This page shows all the “call and response” lead sections that commence from the second verse at 0:53 and then continue on for the rest of the song in some form. The part in square brackets on the second half of the second line is the beginning of the bridge at 1:13 (and the song also goes back to here at 2:10). Note that when I play this part of the bridge in the video, I’m adding a note 2 frets above what is written on the E string, and alternating between it and the note on the sheet, this extra note gives the effect of a minor 9th chord.
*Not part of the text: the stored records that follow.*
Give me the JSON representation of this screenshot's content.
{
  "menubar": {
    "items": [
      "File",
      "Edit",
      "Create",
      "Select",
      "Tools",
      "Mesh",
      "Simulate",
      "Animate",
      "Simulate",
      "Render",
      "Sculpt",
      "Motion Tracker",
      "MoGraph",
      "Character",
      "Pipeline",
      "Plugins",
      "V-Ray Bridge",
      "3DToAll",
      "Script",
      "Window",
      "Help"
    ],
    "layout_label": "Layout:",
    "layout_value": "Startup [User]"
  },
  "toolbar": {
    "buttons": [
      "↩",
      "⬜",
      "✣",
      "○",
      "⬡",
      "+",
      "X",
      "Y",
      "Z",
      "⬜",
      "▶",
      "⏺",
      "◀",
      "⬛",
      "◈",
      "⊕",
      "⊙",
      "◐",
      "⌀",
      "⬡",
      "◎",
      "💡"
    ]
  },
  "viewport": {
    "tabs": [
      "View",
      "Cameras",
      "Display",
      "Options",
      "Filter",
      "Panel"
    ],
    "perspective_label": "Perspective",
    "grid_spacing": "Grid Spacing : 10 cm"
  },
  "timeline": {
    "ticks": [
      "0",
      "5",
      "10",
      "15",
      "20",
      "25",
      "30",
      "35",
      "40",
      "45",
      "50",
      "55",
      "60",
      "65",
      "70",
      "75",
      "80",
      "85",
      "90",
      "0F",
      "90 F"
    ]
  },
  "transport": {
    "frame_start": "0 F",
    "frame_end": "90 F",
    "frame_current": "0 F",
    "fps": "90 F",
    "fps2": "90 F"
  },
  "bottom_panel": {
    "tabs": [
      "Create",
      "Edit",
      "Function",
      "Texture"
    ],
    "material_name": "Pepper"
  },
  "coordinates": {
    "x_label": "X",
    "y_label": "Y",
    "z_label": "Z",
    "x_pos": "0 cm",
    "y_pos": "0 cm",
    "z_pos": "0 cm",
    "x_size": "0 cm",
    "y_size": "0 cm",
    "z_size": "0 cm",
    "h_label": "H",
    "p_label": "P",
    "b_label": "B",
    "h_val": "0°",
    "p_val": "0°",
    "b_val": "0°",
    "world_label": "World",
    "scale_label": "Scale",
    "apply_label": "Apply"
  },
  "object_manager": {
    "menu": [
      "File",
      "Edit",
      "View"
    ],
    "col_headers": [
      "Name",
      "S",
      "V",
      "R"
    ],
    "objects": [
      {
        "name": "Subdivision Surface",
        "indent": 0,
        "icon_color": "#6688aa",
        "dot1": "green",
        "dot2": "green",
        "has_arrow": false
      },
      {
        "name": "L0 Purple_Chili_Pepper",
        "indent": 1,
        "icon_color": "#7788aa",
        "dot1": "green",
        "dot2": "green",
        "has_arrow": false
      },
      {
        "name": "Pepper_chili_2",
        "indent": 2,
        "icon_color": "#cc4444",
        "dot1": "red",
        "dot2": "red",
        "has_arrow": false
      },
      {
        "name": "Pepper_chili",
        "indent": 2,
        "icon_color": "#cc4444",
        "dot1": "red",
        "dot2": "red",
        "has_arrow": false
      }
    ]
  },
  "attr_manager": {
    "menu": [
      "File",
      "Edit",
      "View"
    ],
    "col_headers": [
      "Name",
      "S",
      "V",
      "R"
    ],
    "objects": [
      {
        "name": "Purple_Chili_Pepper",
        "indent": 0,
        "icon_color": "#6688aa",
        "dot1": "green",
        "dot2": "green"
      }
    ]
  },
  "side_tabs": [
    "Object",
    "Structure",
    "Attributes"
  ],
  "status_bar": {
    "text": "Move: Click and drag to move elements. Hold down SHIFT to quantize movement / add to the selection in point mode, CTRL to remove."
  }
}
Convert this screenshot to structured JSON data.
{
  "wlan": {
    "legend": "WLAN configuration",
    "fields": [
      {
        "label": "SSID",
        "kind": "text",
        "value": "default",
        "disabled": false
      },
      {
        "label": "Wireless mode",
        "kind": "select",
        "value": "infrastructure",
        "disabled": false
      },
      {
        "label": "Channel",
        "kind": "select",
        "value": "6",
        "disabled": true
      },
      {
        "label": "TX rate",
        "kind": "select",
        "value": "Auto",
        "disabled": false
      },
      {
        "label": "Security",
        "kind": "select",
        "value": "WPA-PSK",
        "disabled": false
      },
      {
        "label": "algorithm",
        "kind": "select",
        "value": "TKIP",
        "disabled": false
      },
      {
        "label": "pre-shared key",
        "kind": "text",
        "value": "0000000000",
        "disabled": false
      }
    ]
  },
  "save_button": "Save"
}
The arrows on the fourth line are string bends, and the wiggly line on the fourth line is a tremolo pick because I couldn’t be bothered writing out the exact number of times that note was played. The fifth line also has a “1/2 bend”. The bottom line has a double-stop (two lead notes at once) harmony part which I didn’t play in the video but if you feel like doing some double-stops, those are the notes, it’s not too tricky.
Here’s the crazy solo that begins at 1:50. The hardest part is easily the fourth line, which I didn’t play that well in the final video either at full speed OR slowed down, although I think I actually got it more correct at full speed. My playing on the third line isn’t exactly the same as the recording either, I’m playing a little lower, probably one inversion removed.
Note that once this solo finishes, the song then goes back to the square bracketed chords on the second line of the second page and continues from there. After that, I didn’t write the rest out but it’s all just essentially repeats of what has happened earlier in the piece so you won’t have any problems if you’ve gotten this far. The ending is just “whatever in C minor”.
The video starts with the intro solo, short solo and main solo all played at about half-speed (so you can see what’s going on), and then I tackle everything at once at full speed. As usual, I don’t play it exactly right because 1. I fucked up a few bits and couldn’t be fucked re-recording or editing myself enough times to get it 100% right and 2. there’s certain sections where I prefer to “play it my own way” to some extent, (and interestingly, IU’s guitarists aren’t all that good at it live either, Park Juwon probably had quite a few cracks at it in the studio so don’t feel too bad if you sound a bit rusty like I do). As usual, the video isn’t for me to show off how well (or not) I can play anyway, it’s to help YOU play, because the tabs are a bit hard to follow without some visuals as well. You’ll need some good economy of motion to be able to get the speed up – try to minimise both your left-hand and right-hand movements as much as you can while playing the faster material. The song is motherfucking hard as fuck so if you can play this any better than I did in this video, rest assured that you’re good – hopefully this video will help you get there!
For the guitar-spotters, the electric guitar used here is an Epiphone Wildkat, which is a “fake hollowbody” – it has hollow f-holes but they’re just for show as it’s also wood-blocked underneath the pickups, the guitar therefore has no acoustic sound and is essentially an electric guitar only. The Wildkat is slightly bigger than a Gibson Les Paul but not as big as your usual Gibson and Epiphone hollowbody guitars like the ES-335, Casino, Sheraton etc. It’s a great guitar for clean playing but it really sounds like garbage when distorted heavily, if you’re a jazz/blues/50s rock player I’d recommend it, just don’t try to use it with saturated distortion because the instrument will just make the most horrible feedback imaginable, and not the good kind.
Anyway, that’s all for this post – have fun attempting this piece if you’re up for the challenge, but if not I promise the next Kpopalypse tab will be something easier!